### Task requirements
Each line with the string "border" is to be copied from the records below.

### Material provided
* * * * *

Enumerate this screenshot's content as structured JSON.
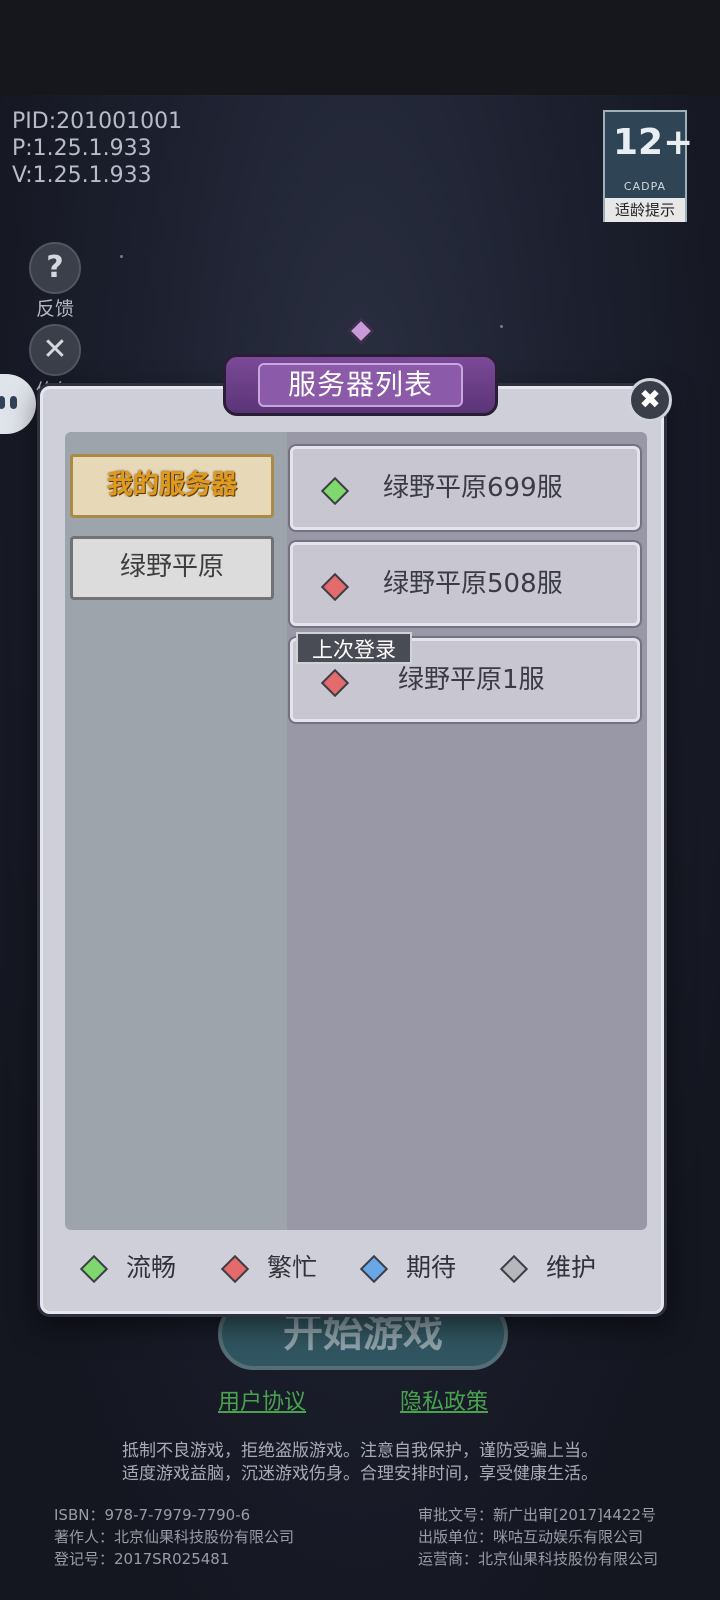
{
  "info": {
    "pid": "PID:201001001",
    "p": "P:1.25.1.933",
    "v": "V:1.25.1.933"
  },
  "age_badge": {
    "number": "12+",
    "org": "CADPA",
    "tip": "适龄提示"
  },
  "side": {
    "feedback_label": "反馈",
    "repair_label": "修复"
  },
  "modal": {
    "title": "服务器列表",
    "close_glyph": "✖",
    "categories": [
      {
        "label": "我的服务器",
        "selected": true
      },
      {
        "label": "绿野平原",
        "selected": false
      }
    ],
    "servers": [
      {
        "name": "绿野平原699服",
        "status": "流畅",
        "color": "#7fd86e"
      },
      {
        "name": "绿野平原508服",
        "status": "繁忙",
        "color": "#e36b6b"
      },
      {
        "name": "绿野平原1服",
        "status": "繁忙",
        "color": "#e36b6b",
        "tag": "上次登录"
      }
    ],
    "legend": [
      {
        "label": "流畅",
        "color": "#7fd86e"
      },
      {
        "label": "繁忙",
        "color": "#e36b6b"
      },
      {
        "label": "期待",
        "color": "#6aa7e6"
      },
      {
        "label": "维护",
        "color": "#b6b7bc"
      }
    ]
  },
  "start_button": "开始游戏",
  "links": {
    "user_agreement": "用户协议",
    "privacy_policy": "隐私政策"
  },
  "notice": {
    "line1": "抵制不良游戏，拒绝盗版游戏。注意自我保护，谨防受骗上当。",
    "line2": "适度游戏益脑，沉迷游戏伤身。合理安排时间，享受健康生活。"
  },
  "credits": {
    "left": [
      "ISBN：978-7-7979-7790-6",
      "著作人：北京仙果科技股份有限公司",
      "登记号：2017SR025481"
    ],
    "right": [
      "审批文号：新广出审[2017]4422号",
      "出版单位：咪咕互动娱乐有限公司",
      "运营商：北京仙果科技股份有限公司"
    ]
  }
}
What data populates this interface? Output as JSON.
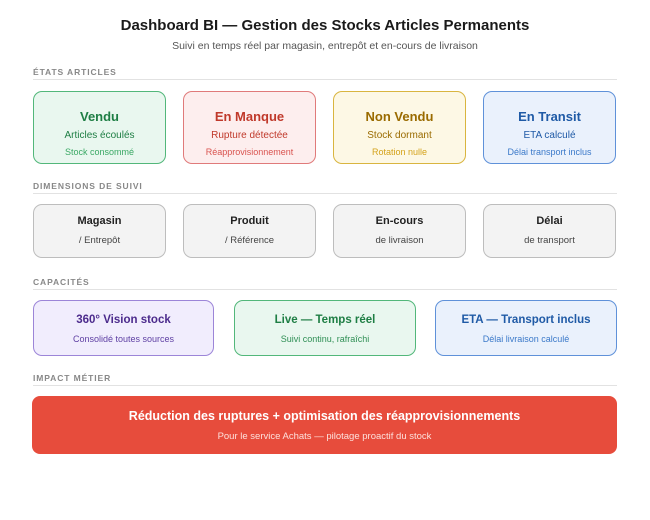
{
  "header": {
    "title": "Dashboard BI — Gestion des Stocks Articles Permanents",
    "subtitle": "Suivi en temps réel par magasin, entrepôt et en-cours de livraison"
  },
  "sections": {
    "etats": "ÉTATS ARTICLES",
    "dimensions": "DIMENSIONS DE SUIVI",
    "capacites": "CAPACITÉS",
    "impact": "IMPACT MÉTIER"
  },
  "etats": [
    {
      "title": "Vendu",
      "line2": "Articles écoulés",
      "line3": "Stock consommé",
      "color": "#1e7e44",
      "bg": "#e9f7ef",
      "border": "#52b77a",
      "sub": "#3aa864"
    },
    {
      "title": "En Manque",
      "line2": "Rupture détectée",
      "line3": "Réapprovisionnement",
      "color": "#c0392b",
      "bg": "#fdeeee",
      "border": "#e07a7a",
      "sub": "#d9534f"
    },
    {
      "title": "Non Vendu",
      "line2": "Stock dormant",
      "line3": "Rotation nulle",
      "color": "#9a6b00",
      "bg": "#fdf8e5",
      "border": "#d9b53f",
      "sub": "#d4a21a"
    },
    {
      "title": "En Transit",
      "line2": "ETA calculé",
      "line3": "Délai transport inclus",
      "color": "#1f5aa6",
      "bg": "#eaf1fc",
      "border": "#5f91d9",
      "sub": "#3b79c9"
    }
  ],
  "dimensions": [
    {
      "line1": "Magasin",
      "line2": "/ Entrepôt"
    },
    {
      "line1": "Produit",
      "line2": "/ Référence"
    },
    {
      "line1": "En-cours",
      "line2": "de livraison"
    },
    {
      "line1": "Délai",
      "line2": "de transport"
    }
  ],
  "capacites": [
    {
      "title": "360° Vision stock",
      "desc": "Consolidé toutes sources",
      "color": "#4b2a8c",
      "bg": "#f1edfd",
      "border": "#9c85d8",
      "sub": "#5e3fa3"
    },
    {
      "title": "Live — Temps réel",
      "desc": "Suivi continu, rafraîchi",
      "color": "#1e7e44",
      "bg": "#e9f7ef",
      "border": "#52b77a",
      "sub": "#2f8f55"
    },
    {
      "title": "ETA — Transport inclus",
      "desc": "Délai livraison calculé",
      "color": "#1f5aa6",
      "bg": "#eaf1fc",
      "border": "#5f91d9",
      "sub": "#3b79c9"
    }
  ],
  "impact": {
    "title": "Réduction des ruptures + optimisation des réapprovisionnements",
    "subtitle": "Pour le service Achats — pilotage proactif du stock",
    "color": "#e74c3c"
  }
}
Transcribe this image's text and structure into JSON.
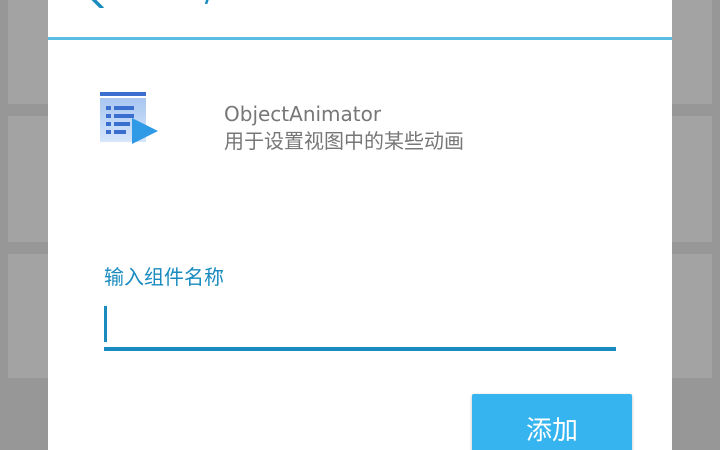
{
  "component": {
    "name": "ObjectAnimator",
    "description": "用于设置视图中的某些动画",
    "icon": "animation-list-play-icon"
  },
  "form": {
    "label": "输入组件名称",
    "value": "",
    "placeholder": ""
  },
  "actions": {
    "add_label": "添加"
  },
  "header": {
    "back_icon": "back-arrow-icon"
  },
  "colors": {
    "accent": "#1a8bbf",
    "header_divider": "#5bbde4",
    "button": "#35b4ef",
    "secondary_text": "#777777"
  }
}
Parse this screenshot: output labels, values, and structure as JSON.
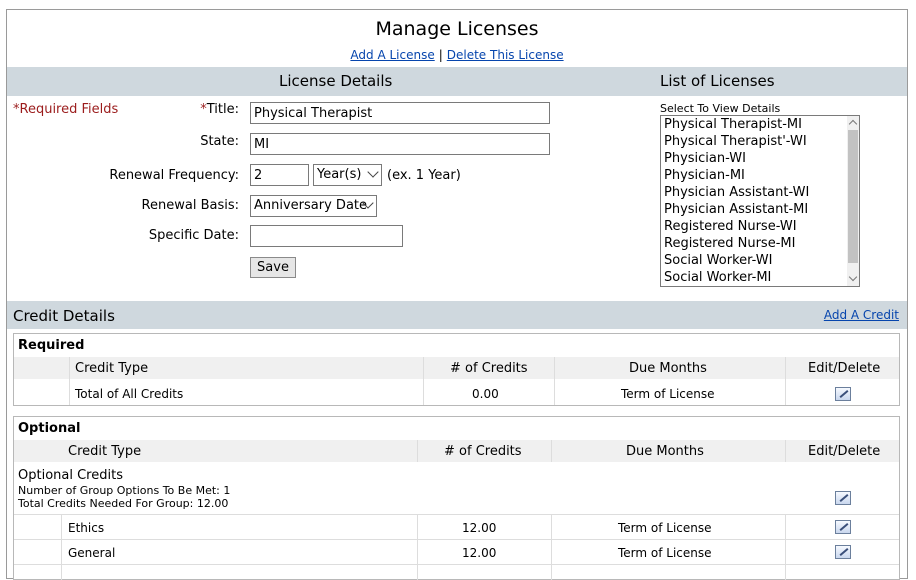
{
  "header": {
    "title": "Manage Licenses",
    "add_license": "Add A License",
    "separator": "|",
    "delete_license": "Delete This License"
  },
  "license_details": {
    "section_title": "License Details",
    "required_note": "*Required Fields",
    "title_star": "*",
    "title_label": "Title:",
    "title_value": "Physical Therapist",
    "state_label": "State:",
    "state_value": "MI",
    "renewal_frequency_label": "Renewal Frequency:",
    "renewal_frequency_value": "2",
    "renewal_unit": "Year(s)",
    "renewal_example": "(ex. 1 Year)",
    "renewal_basis_label": "Renewal Basis:",
    "renewal_basis_value": "Anniversary Date",
    "specific_date_label": "Specific Date:",
    "specific_date_value": "",
    "save_label": "Save"
  },
  "licenses_list": {
    "section_title": "List of Licenses",
    "select_label": "Select To View Details",
    "items": [
      "Physical Therapist-MI",
      "Physical Therapist'-WI",
      "Physician-WI",
      "Physician-MI",
      "Physician Assistant-WI",
      "Physician Assistant-MI",
      "Registered Nurse-WI",
      "Registered Nurse-MI",
      "Social Worker-WI",
      "Social Worker-MI"
    ]
  },
  "credit_details": {
    "section_title": "Credit Details",
    "add_credit": "Add A Credit",
    "required": {
      "title": "Required",
      "columns": [
        "Credit Type",
        "# of Credits",
        "Due Months",
        "Edit/Delete"
      ],
      "rows": [
        {
          "type": "Total of All Credits",
          "credits": "0.00",
          "due": "Term of License"
        }
      ]
    },
    "optional": {
      "title": "Optional",
      "columns": [
        "Credit Type",
        "# of Credits",
        "Due Months",
        "Edit/Delete"
      ],
      "group_name": "Optional Credits",
      "group_line1": "Number of Group Options To Be Met: 1",
      "group_line2": "Total Credits Needed For Group: 12.00",
      "rows": [
        {
          "type": "Ethics",
          "credits": "12.00",
          "due": "Term of License"
        },
        {
          "type": "General",
          "credits": "12.00",
          "due": "Term of License"
        }
      ]
    }
  }
}
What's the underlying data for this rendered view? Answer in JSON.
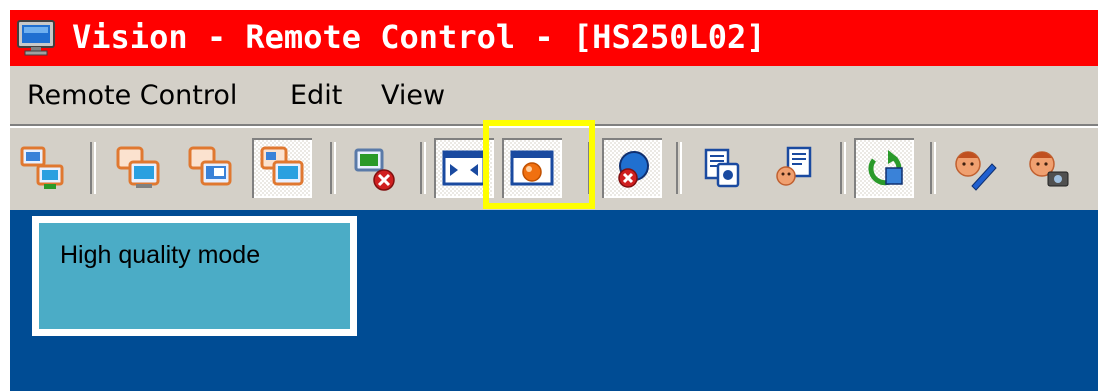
{
  "window": {
    "title": "Vision - Remote Control - [HS250L02]",
    "titlebar_color": "#ff0000",
    "app_icon": "monitor-icon"
  },
  "menubar": {
    "items": [
      "Remote Control",
      "Edit",
      "View"
    ]
  },
  "toolbar": {
    "buttons": [
      {
        "icon": "connect-monitors-icon",
        "pressed": false
      },
      {
        "icon": "view-monitor-icon",
        "pressed": false
      },
      {
        "icon": "share-monitor-icon",
        "pressed": false
      },
      {
        "icon": "control-monitor-icon",
        "pressed": true
      },
      {
        "icon": "disconnect-monitor-icon",
        "pressed": false
      },
      {
        "icon": "scale-to-window-icon",
        "pressed": true
      },
      {
        "icon": "high-quality-mode-icon",
        "pressed": true,
        "highlighted": true
      },
      {
        "icon": "blank-screen-icon",
        "pressed": true
      },
      {
        "icon": "clipboard-send-icon",
        "pressed": false
      },
      {
        "icon": "clipboard-receive-icon",
        "pressed": false
      },
      {
        "icon": "refresh-icon",
        "pressed": true
      },
      {
        "icon": "annotate-icon",
        "pressed": false
      },
      {
        "icon": "snapshot-icon",
        "pressed": false
      }
    ],
    "highlight_color": "#ffff00"
  },
  "tooltip": {
    "text": "High quality mode",
    "background": "#4bacc6"
  },
  "content": {
    "background": "#004c94"
  }
}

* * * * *

### Answer below
      "border": "#52b77a",
      "border": "#e07a7a",
      "border": "#d9b53f",
      "border": "#5f91d9",
      "border": "#9c85d8",
      "border": "#52b77a",
      "border": "#5f91d9",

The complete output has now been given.